> [PROBLEM DETAILS]: Every line of the records below that has the word "name" should be copied.

[DATA PROVIDED]

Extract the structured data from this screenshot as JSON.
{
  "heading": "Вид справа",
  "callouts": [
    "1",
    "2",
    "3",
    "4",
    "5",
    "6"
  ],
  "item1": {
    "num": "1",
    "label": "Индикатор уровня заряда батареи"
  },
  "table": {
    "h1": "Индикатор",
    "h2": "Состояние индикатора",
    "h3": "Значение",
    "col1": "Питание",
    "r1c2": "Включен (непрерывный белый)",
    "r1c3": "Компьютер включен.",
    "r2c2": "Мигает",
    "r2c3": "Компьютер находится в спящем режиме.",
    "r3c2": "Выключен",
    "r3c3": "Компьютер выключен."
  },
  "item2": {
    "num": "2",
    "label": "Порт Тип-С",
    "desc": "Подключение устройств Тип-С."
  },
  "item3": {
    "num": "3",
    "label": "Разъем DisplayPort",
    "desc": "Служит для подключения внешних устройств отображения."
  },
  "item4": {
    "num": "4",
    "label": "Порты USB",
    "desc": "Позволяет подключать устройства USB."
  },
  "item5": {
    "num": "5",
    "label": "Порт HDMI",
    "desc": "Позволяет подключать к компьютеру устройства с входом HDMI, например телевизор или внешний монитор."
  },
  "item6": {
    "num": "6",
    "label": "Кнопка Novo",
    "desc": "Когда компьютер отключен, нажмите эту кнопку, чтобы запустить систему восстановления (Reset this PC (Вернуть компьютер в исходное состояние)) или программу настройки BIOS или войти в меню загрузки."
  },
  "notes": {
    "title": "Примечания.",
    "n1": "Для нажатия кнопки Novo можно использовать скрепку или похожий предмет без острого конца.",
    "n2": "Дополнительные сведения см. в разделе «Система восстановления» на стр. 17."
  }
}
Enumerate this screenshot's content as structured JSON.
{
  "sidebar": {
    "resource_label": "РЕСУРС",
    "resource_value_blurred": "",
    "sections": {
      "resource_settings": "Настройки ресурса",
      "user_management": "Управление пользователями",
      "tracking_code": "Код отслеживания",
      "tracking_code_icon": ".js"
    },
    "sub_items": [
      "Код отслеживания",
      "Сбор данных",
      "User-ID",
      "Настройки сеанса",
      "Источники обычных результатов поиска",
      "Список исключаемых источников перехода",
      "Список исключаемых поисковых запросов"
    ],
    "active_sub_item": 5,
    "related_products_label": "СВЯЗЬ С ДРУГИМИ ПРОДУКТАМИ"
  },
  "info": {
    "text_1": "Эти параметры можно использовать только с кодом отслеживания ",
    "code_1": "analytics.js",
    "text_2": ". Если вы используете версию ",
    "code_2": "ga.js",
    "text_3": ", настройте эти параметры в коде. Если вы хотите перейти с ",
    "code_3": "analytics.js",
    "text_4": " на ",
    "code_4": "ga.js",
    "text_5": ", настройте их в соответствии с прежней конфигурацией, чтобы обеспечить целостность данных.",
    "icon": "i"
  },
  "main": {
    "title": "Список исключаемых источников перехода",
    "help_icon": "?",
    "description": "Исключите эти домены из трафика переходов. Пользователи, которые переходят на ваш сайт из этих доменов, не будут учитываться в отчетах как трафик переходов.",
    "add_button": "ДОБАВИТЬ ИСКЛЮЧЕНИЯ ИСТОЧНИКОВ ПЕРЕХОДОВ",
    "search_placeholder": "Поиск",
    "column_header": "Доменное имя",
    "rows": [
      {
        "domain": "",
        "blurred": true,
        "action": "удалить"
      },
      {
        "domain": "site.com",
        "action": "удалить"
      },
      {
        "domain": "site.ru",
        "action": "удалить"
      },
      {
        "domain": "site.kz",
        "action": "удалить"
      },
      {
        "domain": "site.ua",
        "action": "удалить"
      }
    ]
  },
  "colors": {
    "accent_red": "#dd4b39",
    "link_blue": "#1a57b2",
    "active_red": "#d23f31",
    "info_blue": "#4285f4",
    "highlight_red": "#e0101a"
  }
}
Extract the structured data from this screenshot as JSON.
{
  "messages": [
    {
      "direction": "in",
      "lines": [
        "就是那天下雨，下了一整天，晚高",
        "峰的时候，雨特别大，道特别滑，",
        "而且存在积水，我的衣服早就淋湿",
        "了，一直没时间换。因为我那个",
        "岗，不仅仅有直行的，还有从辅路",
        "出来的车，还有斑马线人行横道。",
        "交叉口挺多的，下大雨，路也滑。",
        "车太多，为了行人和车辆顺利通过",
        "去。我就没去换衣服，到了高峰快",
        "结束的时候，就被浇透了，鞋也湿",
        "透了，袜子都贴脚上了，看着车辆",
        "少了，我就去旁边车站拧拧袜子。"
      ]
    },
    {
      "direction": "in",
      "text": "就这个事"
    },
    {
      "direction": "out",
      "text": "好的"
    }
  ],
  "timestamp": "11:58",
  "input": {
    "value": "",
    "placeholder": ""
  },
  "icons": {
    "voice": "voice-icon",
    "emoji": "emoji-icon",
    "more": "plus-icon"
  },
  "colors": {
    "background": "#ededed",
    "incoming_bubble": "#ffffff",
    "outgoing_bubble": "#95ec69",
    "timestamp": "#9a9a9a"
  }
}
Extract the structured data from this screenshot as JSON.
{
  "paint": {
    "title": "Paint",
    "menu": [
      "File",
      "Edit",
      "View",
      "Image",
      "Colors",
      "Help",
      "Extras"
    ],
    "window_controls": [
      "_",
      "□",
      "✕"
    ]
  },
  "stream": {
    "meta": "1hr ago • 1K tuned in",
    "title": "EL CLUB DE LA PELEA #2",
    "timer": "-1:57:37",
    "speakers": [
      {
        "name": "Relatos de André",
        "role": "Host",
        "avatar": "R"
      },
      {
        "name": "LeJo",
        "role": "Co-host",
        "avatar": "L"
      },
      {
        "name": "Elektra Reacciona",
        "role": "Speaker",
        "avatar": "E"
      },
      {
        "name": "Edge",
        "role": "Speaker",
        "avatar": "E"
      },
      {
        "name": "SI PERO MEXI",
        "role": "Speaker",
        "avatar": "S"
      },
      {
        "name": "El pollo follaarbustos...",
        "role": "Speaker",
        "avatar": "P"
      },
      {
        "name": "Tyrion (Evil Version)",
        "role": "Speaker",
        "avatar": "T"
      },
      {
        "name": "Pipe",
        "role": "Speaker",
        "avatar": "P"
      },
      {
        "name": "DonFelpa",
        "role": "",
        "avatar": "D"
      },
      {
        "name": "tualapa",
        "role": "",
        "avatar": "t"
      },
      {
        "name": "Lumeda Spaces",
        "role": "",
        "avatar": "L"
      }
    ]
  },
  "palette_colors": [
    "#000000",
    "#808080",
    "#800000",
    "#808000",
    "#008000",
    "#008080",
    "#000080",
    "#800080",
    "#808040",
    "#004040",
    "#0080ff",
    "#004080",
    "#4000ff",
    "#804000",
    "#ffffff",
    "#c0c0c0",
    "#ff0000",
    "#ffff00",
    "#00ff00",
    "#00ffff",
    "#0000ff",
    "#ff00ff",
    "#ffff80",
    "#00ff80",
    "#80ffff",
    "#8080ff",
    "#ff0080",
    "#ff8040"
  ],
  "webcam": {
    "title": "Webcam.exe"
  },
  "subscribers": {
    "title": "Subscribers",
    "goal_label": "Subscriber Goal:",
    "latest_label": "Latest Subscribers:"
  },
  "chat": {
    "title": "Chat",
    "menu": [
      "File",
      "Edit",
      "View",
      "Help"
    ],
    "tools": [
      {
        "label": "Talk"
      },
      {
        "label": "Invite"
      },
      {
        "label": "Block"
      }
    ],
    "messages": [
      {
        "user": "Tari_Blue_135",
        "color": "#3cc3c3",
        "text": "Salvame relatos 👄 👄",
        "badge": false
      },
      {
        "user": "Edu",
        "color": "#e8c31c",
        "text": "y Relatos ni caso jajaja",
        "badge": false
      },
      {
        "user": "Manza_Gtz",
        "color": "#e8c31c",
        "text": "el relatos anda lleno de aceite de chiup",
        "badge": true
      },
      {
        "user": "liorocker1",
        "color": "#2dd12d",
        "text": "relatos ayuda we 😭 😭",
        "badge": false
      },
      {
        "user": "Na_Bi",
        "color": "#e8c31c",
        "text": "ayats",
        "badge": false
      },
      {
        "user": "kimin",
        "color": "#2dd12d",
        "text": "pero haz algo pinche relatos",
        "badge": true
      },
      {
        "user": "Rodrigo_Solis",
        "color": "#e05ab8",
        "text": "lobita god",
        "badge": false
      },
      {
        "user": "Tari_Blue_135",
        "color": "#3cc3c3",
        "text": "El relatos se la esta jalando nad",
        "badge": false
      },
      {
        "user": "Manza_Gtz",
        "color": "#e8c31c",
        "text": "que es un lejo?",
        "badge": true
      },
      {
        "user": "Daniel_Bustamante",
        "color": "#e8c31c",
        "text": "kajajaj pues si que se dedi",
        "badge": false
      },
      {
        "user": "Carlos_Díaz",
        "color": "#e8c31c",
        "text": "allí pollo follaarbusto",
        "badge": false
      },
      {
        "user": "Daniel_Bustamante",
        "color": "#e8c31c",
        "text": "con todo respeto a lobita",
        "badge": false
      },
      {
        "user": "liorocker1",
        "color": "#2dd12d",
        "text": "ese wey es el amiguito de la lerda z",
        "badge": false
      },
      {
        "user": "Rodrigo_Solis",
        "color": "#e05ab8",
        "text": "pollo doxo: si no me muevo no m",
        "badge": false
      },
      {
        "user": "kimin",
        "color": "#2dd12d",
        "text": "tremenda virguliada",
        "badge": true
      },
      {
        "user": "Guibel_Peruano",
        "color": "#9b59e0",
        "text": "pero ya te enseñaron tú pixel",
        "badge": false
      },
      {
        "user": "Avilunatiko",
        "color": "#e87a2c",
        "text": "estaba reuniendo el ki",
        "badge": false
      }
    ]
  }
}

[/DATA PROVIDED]

> [WRITTEN SOLUTION]:
        "name": "Relatos de André",
        "name": "LeJo",
        "name": "Elektra Reacciona",
        "name": "Edge",
        "name": "SI PERO MEXI",
        "name": "El pollo follaarbustos...",
        "name": "Tyrion (Evil Version)",
        "name": "Pipe",
        "name": "DonFelpa",
        "name": "tualapa",
        "name": "Lumeda Spaces",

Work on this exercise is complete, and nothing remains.